** Opening RECORDS SUPPLIED block **

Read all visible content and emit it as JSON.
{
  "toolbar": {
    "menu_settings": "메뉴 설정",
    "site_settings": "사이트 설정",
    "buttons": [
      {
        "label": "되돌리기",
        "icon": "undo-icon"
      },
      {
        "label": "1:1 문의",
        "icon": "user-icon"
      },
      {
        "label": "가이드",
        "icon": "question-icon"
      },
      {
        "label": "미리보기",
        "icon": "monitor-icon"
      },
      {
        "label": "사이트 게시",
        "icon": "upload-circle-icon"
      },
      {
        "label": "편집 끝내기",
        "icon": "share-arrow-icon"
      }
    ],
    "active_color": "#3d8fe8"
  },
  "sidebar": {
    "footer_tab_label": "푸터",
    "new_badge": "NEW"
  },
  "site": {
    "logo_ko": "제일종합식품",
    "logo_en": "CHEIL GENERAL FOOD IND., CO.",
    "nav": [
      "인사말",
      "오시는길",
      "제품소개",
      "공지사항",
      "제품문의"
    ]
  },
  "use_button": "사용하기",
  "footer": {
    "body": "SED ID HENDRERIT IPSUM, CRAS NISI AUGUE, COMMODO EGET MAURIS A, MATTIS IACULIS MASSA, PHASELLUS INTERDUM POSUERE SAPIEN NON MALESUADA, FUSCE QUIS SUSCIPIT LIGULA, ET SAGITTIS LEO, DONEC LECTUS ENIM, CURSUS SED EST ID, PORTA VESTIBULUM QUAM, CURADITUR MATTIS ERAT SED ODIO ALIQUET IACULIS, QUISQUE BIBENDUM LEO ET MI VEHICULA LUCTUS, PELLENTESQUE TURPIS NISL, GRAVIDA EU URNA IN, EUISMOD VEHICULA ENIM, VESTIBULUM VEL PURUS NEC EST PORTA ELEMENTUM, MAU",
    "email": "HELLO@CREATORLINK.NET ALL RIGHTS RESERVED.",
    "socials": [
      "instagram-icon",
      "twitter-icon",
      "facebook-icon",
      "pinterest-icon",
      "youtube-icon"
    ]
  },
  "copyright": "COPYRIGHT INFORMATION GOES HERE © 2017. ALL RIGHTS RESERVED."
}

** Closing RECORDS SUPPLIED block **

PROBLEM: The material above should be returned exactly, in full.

EXPECTED ANSWER:
Read all visible content and emit it as JSON.
{
  "toolbar": {
    "menu_settings": "메뉴 설정",
    "site_settings": "사이트 설정",
    "buttons": [
      {
        "label": "되돌리기",
        "icon": "undo-icon"
      },
      {
        "label": "1:1 문의",
        "icon": "user-icon"
      },
      {
        "label": "가이드",
        "icon": "question-icon"
      },
      {
        "label": "미리보기",
        "icon": "monitor-icon"
      },
      {
        "label": "사이트 게시",
        "icon": "upload-circle-icon"
      },
      {
        "label": "편집 끝내기",
        "icon": "share-arrow-icon"
      }
    ],
    "active_color": "#3d8fe8"
  },
  "sidebar": {
    "footer_tab_label": "푸터",
    "new_badge": "NEW"
  },
  "site": {
    "logo_ko": "제일종합식품",
    "logo_en": "CHEIL GENERAL FOOD IND., CO.",
    "nav": [
      "인사말",
      "오시는길",
      "제품소개",
      "공지사항",
      "제품문의"
    ]
  },
  "use_button": "사용하기",
  "footer": {
    "body": "SED ID HENDRERIT IPSUM, CRAS NISI AUGUE, COMMODO EGET MAURIS A, MATTIS IACULIS MASSA, PHASELLUS INTERDUM POSUERE SAPIEN NON MALESUADA, FUSCE QUIS SUSCIPIT LIGULA, ET SAGITTIS LEO, DONEC LECTUS ENIM, CURSUS SED EST ID, PORTA VESTIBULUM QUAM, CURADITUR MATTIS ERAT SED ODIO ALIQUET IACULIS, QUISQUE BIBENDUM LEO ET MI VEHICULA LUCTUS, PELLENTESQUE TURPIS NISL, GRAVIDA EU URNA IN, EUISMOD VEHICULA ENIM, VESTIBULUM VEL PURUS NEC EST PORTA ELEMENTUM, MAU",
    "email": "HELLO@CREATORLINK.NET ALL RIGHTS RESERVED.",
    "socials": [
      "instagram-icon",
      "twitter-icon",
      "facebook-icon",
      "pinterest-icon",
      "youtube-icon"
    ]
  },
  "copyright": "COPYRIGHT INFORMATION GOES HERE © 2017. ALL RIGHTS RESERVED."
}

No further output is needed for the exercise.